BSI, the business standards company, has launched a new Smart Cities specification for safeguarding data and information security in cities. PAS 185 Smart Cities – Specification for establishing and implementing a security-minded approach lists requirements for creating a framework for the security-minded management of a city.
The PAS was commissioned by the Centre for the Protection of National Infrastructure (CPNI) – the government authority for protective security advice to the UK national infrastructure. PAS 185 outlines the potential security threats to a smart city that could affect the people who live and work there, as well as outlining appropriate responses to those threats.
The goal of a smart city is to join up sectors – such as utilities, transport, or health – across organizational boundaries into a whole-city approach for the day-to-day running of services. The Smart Cities ethos is that greater availability of data and information can improve existing assets, which include refuge facilities, transport infrastructure, and housing.
Data and information can then be used in conjunction with the integration of services and systems to improve service provision for current and future citizens. In addition, information acquired from outcome-based contracting can be used to improve the efficiency of newly built assets through a better understanding of whole-life performance of existing assets.
The framework in PAS 185 can be used to create appropriate and proportionate security measures to deter and/or disrupt hostile, malicious, fraudulent and criminal activities. Crucially, implementation of these measures will not prevent delivery of the city’s aims. Further, the PAS considers security holistically, looking at governance, personnel, physical, and technological security issues and solutions.

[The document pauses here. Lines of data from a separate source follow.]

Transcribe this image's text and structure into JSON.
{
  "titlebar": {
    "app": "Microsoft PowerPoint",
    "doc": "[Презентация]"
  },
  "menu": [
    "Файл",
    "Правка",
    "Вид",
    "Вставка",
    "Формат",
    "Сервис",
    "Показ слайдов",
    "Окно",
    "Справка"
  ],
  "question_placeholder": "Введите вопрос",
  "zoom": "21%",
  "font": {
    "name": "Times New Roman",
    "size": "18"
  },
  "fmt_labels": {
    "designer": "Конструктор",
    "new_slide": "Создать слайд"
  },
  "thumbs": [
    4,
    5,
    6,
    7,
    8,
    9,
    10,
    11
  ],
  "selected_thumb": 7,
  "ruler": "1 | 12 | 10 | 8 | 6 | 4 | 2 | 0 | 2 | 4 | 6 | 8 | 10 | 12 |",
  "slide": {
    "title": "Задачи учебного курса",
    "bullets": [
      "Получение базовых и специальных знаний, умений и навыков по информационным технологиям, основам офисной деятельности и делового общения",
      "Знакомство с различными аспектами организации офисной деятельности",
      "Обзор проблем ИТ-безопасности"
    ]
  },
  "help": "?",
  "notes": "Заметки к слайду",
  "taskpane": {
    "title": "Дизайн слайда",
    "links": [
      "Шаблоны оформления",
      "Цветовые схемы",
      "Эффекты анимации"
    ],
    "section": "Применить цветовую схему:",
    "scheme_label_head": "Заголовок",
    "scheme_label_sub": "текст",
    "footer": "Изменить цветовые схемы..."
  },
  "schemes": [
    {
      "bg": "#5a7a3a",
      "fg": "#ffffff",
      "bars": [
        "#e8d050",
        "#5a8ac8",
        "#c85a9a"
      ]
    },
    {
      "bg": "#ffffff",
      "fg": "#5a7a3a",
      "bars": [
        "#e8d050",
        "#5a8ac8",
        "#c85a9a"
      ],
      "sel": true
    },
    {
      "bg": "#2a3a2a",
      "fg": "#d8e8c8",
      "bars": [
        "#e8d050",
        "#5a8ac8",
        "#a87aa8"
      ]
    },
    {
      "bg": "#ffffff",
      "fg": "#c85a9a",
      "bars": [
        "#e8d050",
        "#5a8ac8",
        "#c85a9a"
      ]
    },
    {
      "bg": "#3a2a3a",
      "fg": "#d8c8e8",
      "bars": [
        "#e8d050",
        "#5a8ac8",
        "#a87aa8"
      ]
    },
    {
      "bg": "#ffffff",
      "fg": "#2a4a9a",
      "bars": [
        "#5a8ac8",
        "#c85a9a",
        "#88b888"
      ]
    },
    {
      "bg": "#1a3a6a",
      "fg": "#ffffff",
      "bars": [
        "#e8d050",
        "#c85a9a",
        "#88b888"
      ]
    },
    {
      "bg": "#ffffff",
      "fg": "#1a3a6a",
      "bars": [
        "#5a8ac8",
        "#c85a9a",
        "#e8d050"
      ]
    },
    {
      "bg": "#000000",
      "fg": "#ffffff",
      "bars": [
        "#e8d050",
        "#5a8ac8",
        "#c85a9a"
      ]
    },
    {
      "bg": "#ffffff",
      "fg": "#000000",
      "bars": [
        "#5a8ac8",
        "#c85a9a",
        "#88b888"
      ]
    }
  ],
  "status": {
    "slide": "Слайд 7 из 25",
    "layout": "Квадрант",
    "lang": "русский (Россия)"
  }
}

Aspects related to the environment of the smart city – including scale, organizational complexity, complex service delivery and ownership of smart city infrastructure – are covered in PAS 185. How an organization or individual should respond to incidents, security breaches, and changing risk levels is also outlined in the specification.
Dan Palmer, Head of Market Development for Manufacturing at BSI, said: “Greater availability of data and information can transform the way our cities are run – helping public and private sector decision-makers to provide a better environment for citizens. But it is critically important that this data and information is handled responsibly, and doesn’t open up the city to cyber or other attacks. PAS 185 was created to provide a framework for the development of an overall security strategy for the handling, management and sharing of data. PAS 185 will help decision-makers in smart cities, as well as smart city data officers, understand and guard against the risks involved as they move into the digital age. It will also be of benefit to those interested in utilizing data and information to effectively deliver smart city objectives.”
PAS 185 is a companion document to other Smart Cities documents, including PAS 183 Smart Cities – Guide to establishing a decision making framework for sharing data and information services, and PAS 184 Smart Cities – Developing project proposals for delivering smart city solutions. The City Standards Institute is among the organizations that participated on the PAS 185 steering group. The Cities Standards Institute is a collaboration between BSI and the Future Cities Catapult to create a standards-based community of good practice for cities and the companies they work with.
The following organizations were involved in the development of PAS 185 as members of the steering group: A Luck Associates; Arup; BIM Task Group; Bodvoc Ltd; City of Bradford, Metropolitan District Council; Bristol City Council; Cities Standard Institute; Centre for the Protection of National Infrastructure (CPNI); Department for Transport; Digital Catapult; FlyingBinary; Future Cities Catapult; Institute of Asset Management; IoT Security Foundation; National Cyber Security Centre (NCSC); Peterborough City Council; Trustworthy Software Foundation; Turner & Townsend; University of Cambridge, Centre for Smart Infrastructure and Construction.